## EXERCISE DESCRIPTION
All the data below goes into the copy word for word, but the pictures don't.
===
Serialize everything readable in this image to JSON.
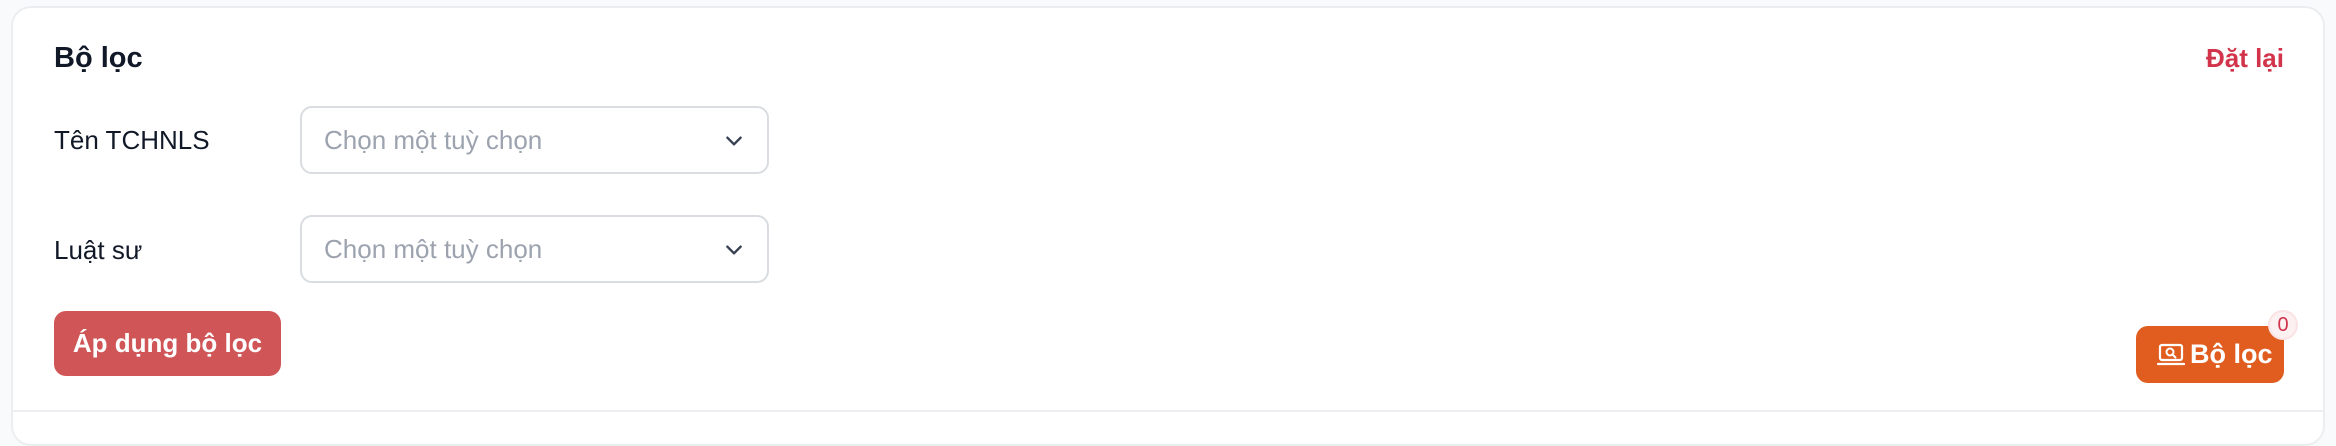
{
  "filter_panel": {
    "title": "Bộ lọc",
    "reset_label": "Đặt lại",
    "fields": [
      {
        "label": "Tên TCHNLS",
        "placeholder": "Chọn một tuỳ chọn"
      },
      {
        "label": "Luật sư",
        "placeholder": "Chọn một tuỳ chọn"
      }
    ],
    "apply_label": "Áp dụng bộ lọc"
  },
  "filter_toggle": {
    "label": "Bộ lọc",
    "icon": "filter-box-icon",
    "badge_count": "0"
  },
  "colors": {
    "reset_text": "#d1344b",
    "apply_button": "#cf5557",
    "filter_button": "#e05d1f"
  }
}
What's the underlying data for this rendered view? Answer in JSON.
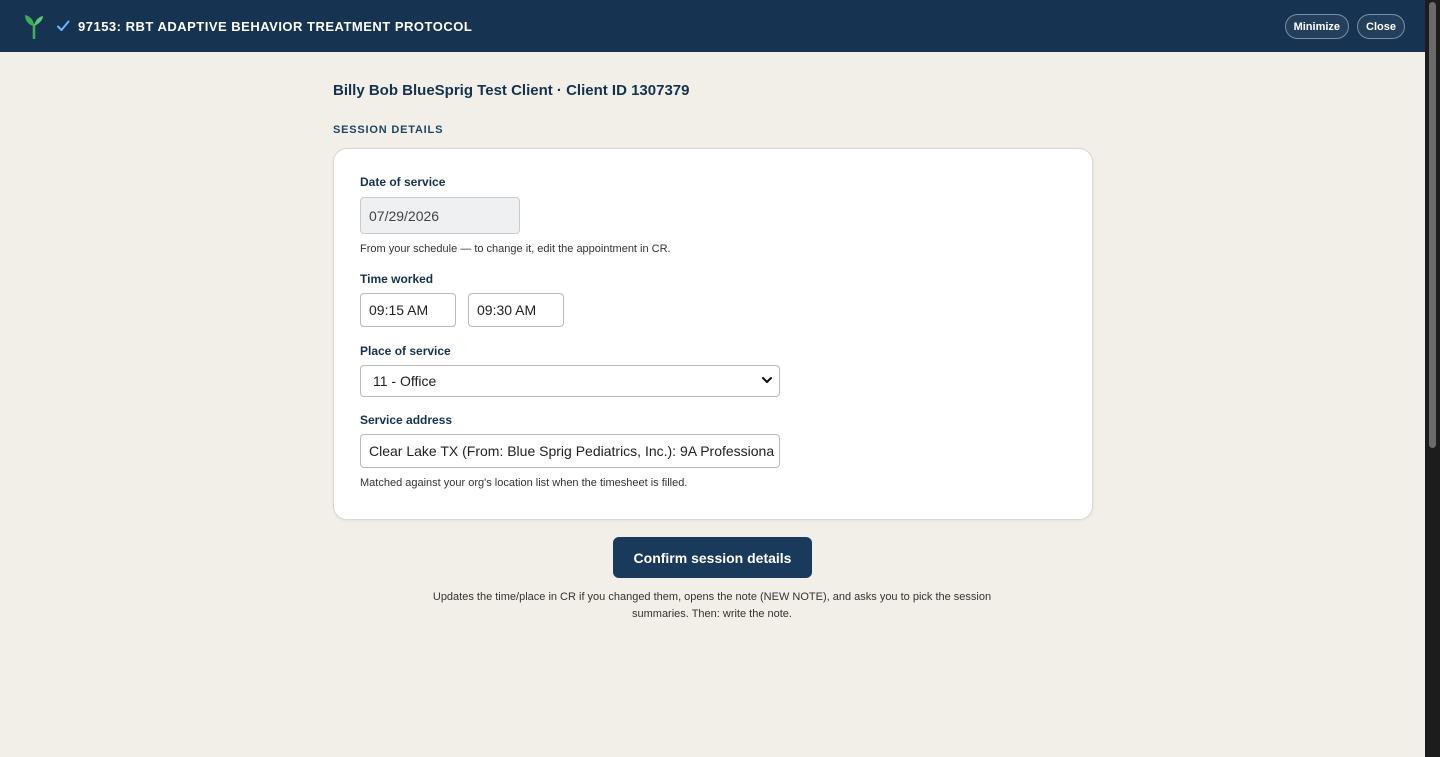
{
  "window": {
    "title": "97153: RBT ADAPTIVE BEHAVIOR TREATMENT PROTOCOL",
    "minimize_label": "Minimize",
    "close_label": "Close",
    "logo_icon": "sprout-icon",
    "status_icon": "checkmark-icon"
  },
  "client": {
    "header": "Billy Bob BlueSprig Test Client · Client ID 1307379"
  },
  "session_details": {
    "section_label": "SESSION DETAILS",
    "date_of_service": {
      "label": "Date of service",
      "value": "07/29/2026",
      "hint": "From your schedule — to change it, edit the appointment in CR."
    },
    "time_worked": {
      "label": "Time worked",
      "start": "09:15 AM",
      "end": "09:30 AM"
    },
    "place_of_service": {
      "label": "Place of service",
      "selected": "11 - Office"
    },
    "service_address": {
      "label": "Service address",
      "value": "Clear Lake TX (From: Blue Sprig Pediatrics, Inc.): 9A Professiona",
      "hint": "Matched against your org's location list when the timesheet is filled."
    }
  },
  "actions": {
    "confirm_label": "Confirm session details",
    "footnote": "Updates the time/place in CR if you changed them, opens the note (NEW NOTE), and asks you to pick the session summaries. Then: write the note."
  },
  "colors": {
    "topbar": "#163452",
    "accent_green": "#3fae5a",
    "button": "#1a3a5c",
    "background": "#f2efe8"
  }
}
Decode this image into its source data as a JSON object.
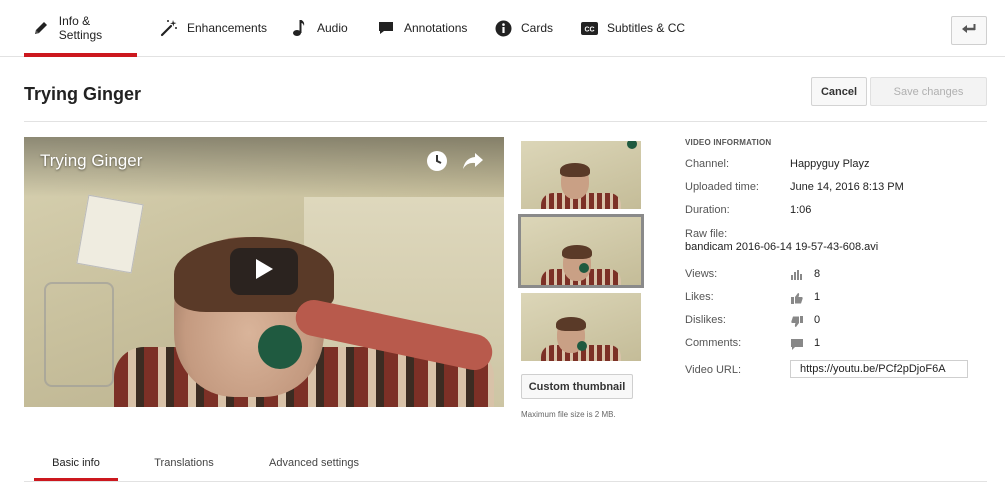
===
## WRITTEN SOLUTION
Serialize everything readable in this image to JSON.
{
  "filter_panel": {
    "title": "Bộ lọc",
    "reset_label": "Đặt lại",
    "fields": [
      {
        "label": "Tên TCHNLS",
        "placeholder": "Chọn một tuỳ chọn"
      },
      {
        "label": "Luật sư",
        "placeholder": "Chọn một tuỳ chọn"
      }
    ],
    "apply_label": "Áp dụng bộ lọc"
  },
  "filter_toggle": {
    "label": "Bộ lọc",
    "icon": "filter-box-icon",
    "badge_count": "0"
  },
  "colors": {
    "reset_text": "#d1344b",
    "apply_button": "#cf5557",
    "filter_button": "#e05d1f"
  }
}
What's the underlying data for this rendered view? Answer in JSON.
{
  "window": {
    "title": "97153: RBT ADAPTIVE BEHAVIOR TREATMENT PROTOCOL",
    "minimize_label": "Minimize",
    "close_label": "Close",
    "logo_icon": "sprout-icon",
    "status_icon": "checkmark-icon"
  },
  "client": {
    "header": "Billy Bob BlueSprig Test Client · Client ID 1307379"
  },
  "session_details": {
    "section_label": "SESSION DETAILS",
    "date_of_service": {
      "label": "Date of service",
      "value": "07/29/2026",
      "hint": "From your schedule — to change it, edit the appointment in CR."
    },
    "time_worked": {
      "label": "Time worked",
      "start": "09:15 AM",
      "end": "09:30 AM"
    },
    "place_of_service": {
      "label": "Place of service",
      "selected": "11 - Office"
    },
    "service_address": {
      "label": "Service address",
      "value": "Clear Lake TX (From: Blue Sprig Pediatrics, Inc.): 9A Professiona",
      "hint": "Matched against your org's location list when the timesheet is filled."
    }
  },
  "actions": {
    "confirm_label": "Confirm session details",
    "footnote": "Updates the time/place in CR if you changed them, opens the note (NEW NOTE), and asks you to pick the session summaries. Then: write the note."
  },
  "colors": {
    "topbar": "#163452",
    "accent_green": "#3fae5a",
    "button": "#1a3a5c",
    "background": "#f2efe8"
  }
}
Decode this image into its source data as a JSON object.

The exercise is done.